A lot of connectivity happened inside the part of the mask where my face also was. I didn’t have a main power switch, so I ran the battery connection out of the cartridge and into the facemask, letting me plug and unplug the battery without popping off the filter cover. This was also how I accessed the battery for charging. The audio power could stay connected when not charging because I had a chin mounted power switch for that. Also sharing space with my nose and mouth were a crossover cable (carried power right to left, LED signaling left to right), the speaker cable, the pressure sensor, the cable connecting the knob, the microphone, and the two extra wires I added to let the Arduino hear the microphone and disable the amp. Because I double masked when wearing this, I wasn’t bothered by it at all.
Here’s a look at the distribution board in the right filter cartridge. I had originally built this to hold two 18650s in parallel, but the project didn’t work out that way. It was really useful to have the extra space on this board when I needed to rework the LED wiring (one strip to two) and when I wanted to plumb power to the reinstalled audio hardware (which I later ripped out because of the PWM noise). In retrospect, I should have looked at this side for zip tied dead weight to cut. I could have lost the last half inch or so of the PCB, too.

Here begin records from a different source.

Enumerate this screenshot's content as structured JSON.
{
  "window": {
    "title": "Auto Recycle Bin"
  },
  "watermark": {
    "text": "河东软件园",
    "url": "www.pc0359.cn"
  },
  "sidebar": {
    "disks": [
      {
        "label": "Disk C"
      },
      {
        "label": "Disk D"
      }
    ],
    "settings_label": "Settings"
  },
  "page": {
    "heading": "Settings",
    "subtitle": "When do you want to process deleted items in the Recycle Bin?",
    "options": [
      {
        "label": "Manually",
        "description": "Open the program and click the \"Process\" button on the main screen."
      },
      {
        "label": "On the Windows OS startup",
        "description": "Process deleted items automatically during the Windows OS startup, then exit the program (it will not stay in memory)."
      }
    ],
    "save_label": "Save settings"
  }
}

Behold the chaos of my hotel room workbench. It got even messier than this. I was really proud of how selective and correct I was about what parts and tools to bring and what to leave behind (I did bring two oscilloscopes, but they are both very small). The white cable management hose (which is full of LEDs) and the LED disc beneath it both go on my backpack. The disc has an on-board Raspberry Pi and is controlled by the same software that runs the Hawks sign. The hose has a goofy little Pro Mini-based control box with a lovely 10-way switch for behavior selection.
Post conference, I have been cleaning up the code. There were some bits that I put in a framework for and never built, and I removed most of them. One of them, I decided to complete instead: brightness adjustment. In the course of disassembling the mask for photography and also modifying and testing the software, I managed to break the mask completely. No lights, no controls, nothing. I poked at it for a couple of very disappointing days before I buckled down and got systematic. In the end, the hardware problems amounted to 3 broken solder joints. On the software side, the Arduino IDE picked up a test file that I had created in the project’s directory, and this was interfering with the correct operation of the real code. I fixed the joints, flashed the Arduino, and it’s back to full functionality.
As long as I had it on the bench, I decided to pull the speaker and the amp, remove the audio power system and just run the mic off the main power. This let me also pull the chin switch and get my nice chunk of carved pencil eraser back in there. So the mask no longer makes noises, but it can still react to them, and it has only one cell to charge. Time to find a nice spot for this to live, clean off the bench, and figure out what’s next.
As usual, the code is on github.